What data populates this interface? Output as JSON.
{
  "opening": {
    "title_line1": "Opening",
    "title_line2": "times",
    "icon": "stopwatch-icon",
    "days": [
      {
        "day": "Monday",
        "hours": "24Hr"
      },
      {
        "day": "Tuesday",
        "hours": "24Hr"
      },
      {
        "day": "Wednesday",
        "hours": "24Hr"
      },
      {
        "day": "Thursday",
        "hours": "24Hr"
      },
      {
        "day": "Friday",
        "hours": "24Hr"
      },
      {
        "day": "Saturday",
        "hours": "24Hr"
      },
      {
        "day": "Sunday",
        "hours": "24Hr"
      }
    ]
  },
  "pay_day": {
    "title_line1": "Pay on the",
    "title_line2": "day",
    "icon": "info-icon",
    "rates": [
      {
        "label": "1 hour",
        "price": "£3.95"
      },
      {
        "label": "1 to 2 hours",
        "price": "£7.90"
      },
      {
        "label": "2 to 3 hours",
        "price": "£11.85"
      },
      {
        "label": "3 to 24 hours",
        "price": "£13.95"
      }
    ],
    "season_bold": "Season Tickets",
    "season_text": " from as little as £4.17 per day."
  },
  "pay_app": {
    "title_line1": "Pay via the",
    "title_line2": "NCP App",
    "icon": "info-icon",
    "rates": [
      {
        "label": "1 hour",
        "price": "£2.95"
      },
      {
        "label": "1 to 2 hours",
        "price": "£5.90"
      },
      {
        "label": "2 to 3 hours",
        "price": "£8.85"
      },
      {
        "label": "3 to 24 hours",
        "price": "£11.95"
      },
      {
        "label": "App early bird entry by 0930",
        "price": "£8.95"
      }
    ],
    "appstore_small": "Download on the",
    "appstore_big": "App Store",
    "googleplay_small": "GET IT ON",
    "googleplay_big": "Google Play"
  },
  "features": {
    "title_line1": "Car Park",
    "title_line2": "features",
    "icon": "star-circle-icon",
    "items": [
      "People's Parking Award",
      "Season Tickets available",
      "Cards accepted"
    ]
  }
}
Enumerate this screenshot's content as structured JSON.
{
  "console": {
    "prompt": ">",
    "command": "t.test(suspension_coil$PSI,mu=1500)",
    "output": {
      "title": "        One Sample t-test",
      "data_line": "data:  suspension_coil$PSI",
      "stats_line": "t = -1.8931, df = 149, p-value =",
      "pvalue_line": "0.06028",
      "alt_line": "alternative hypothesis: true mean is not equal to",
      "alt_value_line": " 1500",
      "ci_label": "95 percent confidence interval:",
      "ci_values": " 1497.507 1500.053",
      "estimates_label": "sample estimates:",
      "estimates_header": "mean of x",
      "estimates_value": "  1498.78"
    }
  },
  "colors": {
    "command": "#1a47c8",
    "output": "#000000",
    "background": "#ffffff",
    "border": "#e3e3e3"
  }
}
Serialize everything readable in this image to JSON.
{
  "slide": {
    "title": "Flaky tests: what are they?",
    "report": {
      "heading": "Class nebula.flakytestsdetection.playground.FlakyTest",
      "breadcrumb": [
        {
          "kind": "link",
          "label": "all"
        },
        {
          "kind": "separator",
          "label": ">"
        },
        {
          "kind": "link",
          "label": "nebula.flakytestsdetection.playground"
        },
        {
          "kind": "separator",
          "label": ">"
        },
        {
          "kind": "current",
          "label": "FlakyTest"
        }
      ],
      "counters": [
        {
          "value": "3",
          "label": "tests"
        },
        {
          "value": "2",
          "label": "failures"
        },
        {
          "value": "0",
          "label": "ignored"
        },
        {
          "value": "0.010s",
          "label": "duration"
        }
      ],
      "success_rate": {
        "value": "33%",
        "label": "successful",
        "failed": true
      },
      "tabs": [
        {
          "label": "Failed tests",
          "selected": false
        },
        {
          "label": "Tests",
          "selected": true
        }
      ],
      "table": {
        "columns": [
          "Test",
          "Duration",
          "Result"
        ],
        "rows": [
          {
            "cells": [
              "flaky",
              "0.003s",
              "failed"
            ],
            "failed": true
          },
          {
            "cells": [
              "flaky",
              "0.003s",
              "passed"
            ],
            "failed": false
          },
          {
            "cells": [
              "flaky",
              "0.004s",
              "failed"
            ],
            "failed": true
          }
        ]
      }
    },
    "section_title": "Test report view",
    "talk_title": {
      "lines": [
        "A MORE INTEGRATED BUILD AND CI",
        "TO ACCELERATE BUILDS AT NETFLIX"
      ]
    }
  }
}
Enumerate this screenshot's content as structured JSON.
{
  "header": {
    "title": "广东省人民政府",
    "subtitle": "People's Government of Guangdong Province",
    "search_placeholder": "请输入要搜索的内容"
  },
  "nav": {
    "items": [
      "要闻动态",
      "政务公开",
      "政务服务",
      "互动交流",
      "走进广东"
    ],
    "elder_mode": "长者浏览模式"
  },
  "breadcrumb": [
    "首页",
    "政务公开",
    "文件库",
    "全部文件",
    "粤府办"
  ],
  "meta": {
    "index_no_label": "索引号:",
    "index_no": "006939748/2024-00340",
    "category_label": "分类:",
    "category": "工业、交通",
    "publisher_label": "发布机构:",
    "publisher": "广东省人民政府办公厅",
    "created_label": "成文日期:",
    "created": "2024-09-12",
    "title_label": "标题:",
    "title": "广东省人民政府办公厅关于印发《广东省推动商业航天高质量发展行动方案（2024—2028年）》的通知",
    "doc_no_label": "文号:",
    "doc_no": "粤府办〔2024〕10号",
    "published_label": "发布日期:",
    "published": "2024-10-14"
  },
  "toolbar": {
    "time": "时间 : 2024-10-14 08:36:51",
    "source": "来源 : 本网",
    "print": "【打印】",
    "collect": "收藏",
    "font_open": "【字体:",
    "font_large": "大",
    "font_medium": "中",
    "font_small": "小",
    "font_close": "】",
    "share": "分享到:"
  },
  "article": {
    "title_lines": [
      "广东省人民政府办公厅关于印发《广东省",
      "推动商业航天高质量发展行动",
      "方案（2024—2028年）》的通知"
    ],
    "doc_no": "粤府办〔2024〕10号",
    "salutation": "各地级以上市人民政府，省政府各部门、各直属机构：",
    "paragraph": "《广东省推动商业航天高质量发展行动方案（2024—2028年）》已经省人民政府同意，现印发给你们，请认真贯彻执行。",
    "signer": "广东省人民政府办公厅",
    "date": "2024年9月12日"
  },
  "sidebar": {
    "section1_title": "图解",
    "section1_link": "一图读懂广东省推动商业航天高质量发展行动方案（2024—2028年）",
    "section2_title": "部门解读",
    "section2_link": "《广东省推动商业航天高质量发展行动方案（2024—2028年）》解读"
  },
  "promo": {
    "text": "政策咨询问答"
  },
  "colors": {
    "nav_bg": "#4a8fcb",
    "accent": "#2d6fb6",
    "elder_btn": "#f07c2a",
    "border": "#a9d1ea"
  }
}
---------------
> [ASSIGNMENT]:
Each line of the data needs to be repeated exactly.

> [ANSWER TO THE PROBLEM]:
What data populates this interface? Output as JSON.
{
  "opening": {
    "title_line1": "Opening",
    "title_line2": "times",
    "icon": "stopwatch-icon",
    "days": [
      {
        "day": "Monday",
        "hours": "24Hr"
      },
      {
        "day": "Tuesday",
        "hours": "24Hr"
      },
      {
        "day": "Wednesday",
        "hours": "24Hr"
      },
      {
        "day": "Thursday",
        "hours": "24Hr"
      },
      {
        "day": "Friday",
        "hours": "24Hr"
      },
      {
        "day": "Saturday",
        "hours": "24Hr"
      },
      {
        "day": "Sunday",
        "hours": "24Hr"
      }
    ]
  },
  "pay_day": {
    "title_line1": "Pay on the",
    "title_line2": "day",
    "icon": "info-icon",
    "rates": [
      {
        "label": "1 hour",
        "price": "£3.95"
      },
      {
        "label": "1 to 2 hours",
        "price": "£7.90"
      },
      {
        "label": "2 to 3 hours",
        "price": "£11.85"
      },
      {
        "label": "3 to 24 hours",
        "price": "£13.95"
      }
    ],
    "season_bold": "Season Tickets",
    "season_text": " from as little as £4.17 per day."
  },
  "pay_app": {
    "title_line1": "Pay via the",
    "title_line2": "NCP App",
    "icon": "info-icon",
    "rates": [
      {
        "label": "1 hour",
        "price": "£2.95"
      },
      {
        "label": "1 to 2 hours",
        "price": "£5.90"
      },
      {
        "label": "2 to 3 hours",
        "price": "£8.85"
      },
      {
        "label": "3 to 24 hours",
        "price": "£11.95"
      },
      {
        "label": "App early bird entry by 0930",
        "price": "£8.95"
      }
    ],
    "appstore_small": "Download on the",
    "appstore_big": "App Store",
    "googleplay_small": "GET IT ON",
    "googleplay_big": "Google Play"
  },
  "features": {
    "title_line1": "Car Park",
    "title_line2": "features",
    "icon": "star-circle-icon",
    "items": [
      "People's Parking Award",
      "Season Tickets available",
      "Cards accepted"
    ]
  }
}
Enumerate this screenshot's content as structured JSON.
{
  "console": {
    "prompt": ">",
    "command": "t.test(suspension_coil$PSI,mu=1500)",
    "output": {
      "title": "        One Sample t-test",
      "data_line": "data:  suspension_coil$PSI",
      "stats_line": "t = -1.8931, df = 149, p-value =",
      "pvalue_line": "0.06028",
      "alt_line": "alternative hypothesis: true mean is not equal to",
      "alt_value_line": " 1500",
      "ci_label": "95 percent confidence interval:",
      "ci_values": " 1497.507 1500.053",
      "estimates_label": "sample estimates:",
      "estimates_header": "mean of x",
      "estimates_value": "  1498.78"
    }
  },
  "colors": {
    "command": "#1a47c8",
    "output": "#000000",
    "background": "#ffffff",
    "border": "#e3e3e3"
  }
}
Serialize everything readable in this image to JSON.
{
  "slide": {
    "title": "Flaky tests: what are they?",
    "report": {
      "heading": "Class nebula.flakytestsdetection.playground.FlakyTest",
      "breadcrumb": [
        {
          "kind": "link",
          "label": "all"
        },
        {
          "kind": "separator",
          "label": ">"
        },
        {
          "kind": "link",
          "label": "nebula.flakytestsdetection.playground"
        },
        {
          "kind": "separator",
          "label": ">"
        },
        {
          "kind": "current",
          "label": "FlakyTest"
        }
      ],
      "counters": [
        {
          "value": "3",
          "label": "tests"
        },
        {
          "value": "2",
          "label": "failures"
        },
        {
          "value": "0",
          "label": "ignored"
        },
        {
          "value": "0.010s",
          "label": "duration"
        }
      ],
      "success_rate": {
        "value": "33%",
        "label": "successful",
        "failed": true
      },
      "tabs": [
        {
          "label": "Failed tests",
          "selected": false
        },
        {
          "label": "Tests",
          "selected": true
        }
      ],
      "table": {
        "columns": [
          "Test",
          "Duration",
          "Result"
        ],
        "rows": [
          {
            "cells": [
              "flaky",
              "0.003s",
              "failed"
            ],
            "failed": true
          },
          {
            "cells": [
              "flaky",
              "0.003s",
              "passed"
            ],
            "failed": false
          },
          {
            "cells": [
              "flaky",
              "0.004s",
              "failed"
            ],
            "failed": true
          }
        ]
      }
    },
    "section_title": "Test report view",
    "talk_title": {
      "lines": [
        "A MORE INTEGRATED BUILD AND CI",
        "TO ACCELERATE BUILDS AT NETFLIX"
      ]
    }
  }
}
Enumerate this screenshot's content as structured JSON.
{
  "header": {
    "title": "广东省人民政府",
    "subtitle": "People's Government of Guangdong Province",
    "search_placeholder": "请输入要搜索的内容"
  },
  "nav": {
    "items": [
      "要闻动态",
      "政务公开",
      "政务服务",
      "互动交流",
      "走进广东"
    ],
    "elder_mode": "长者浏览模式"
  },
  "breadcrumb": [
    "首页",
    "政务公开",
    "文件库",
    "全部文件",
    "粤府办"
  ],
  "meta": {
    "index_no_label": "索引号:",
    "index_no": "006939748/2024-00340",
    "category_label": "分类:",
    "category": "工业、交通",
    "publisher_label": "发布机构:",
    "publisher": "广东省人民政府办公厅",
    "created_label": "成文日期:",
    "created": "2024-09-12",
    "title_label": "标题:",
    "title": "广东省人民政府办公厅关于印发《广东省推动商业航天高质量发展行动方案（2024—2028年）》的通知",
    "doc_no_label": "文号:",
    "doc_no": "粤府办〔2024〕10号",
    "published_label": "发布日期:",
    "published": "2024-10-14"
  },
  "toolbar": {
    "time": "时间 : 2024-10-14 08:36:51",
    "source": "来源 : 本网",
    "print": "【打印】",
    "collect": "收藏",
    "font_open": "【字体:",
    "font_large": "大",
    "font_medium": "中",
    "font_small": "小",
    "font_close": "】",
    "share": "分享到:"
  },
  "article": {
    "title_lines": [
      "广东省人民政府办公厅关于印发《广东省",
      "推动商业航天高质量发展行动",
      "方案（2024—2028年）》的通知"
    ],
    "doc_no": "粤府办〔2024〕10号",
    "salutation": "各地级以上市人民政府，省政府各部门、各直属机构：",
    "paragraph": "《广东省推动商业航天高质量发展行动方案（2024—2028年）》已经省人民政府同意，现印发给你们，请认真贯彻执行。",
    "signer": "广东省人民政府办公厅",
    "date": "2024年9月12日"
  },
  "sidebar": {
    "section1_title": "图解",
    "section1_link": "一图读懂广东省推动商业航天高质量发展行动方案（2024—2028年）",
    "section2_title": "部门解读",
    "section2_link": "《广东省推动商业航天高质量发展行动方案（2024—2028年）》解读"
  },
  "promo": {
    "text": "政策咨询问答"
  },
  "colors": {
    "nav_bg": "#4a8fcb",
    "accent": "#2d6fb6",
    "elder_btn": "#f07c2a",
    "border": "#a9d1ea"
  }
}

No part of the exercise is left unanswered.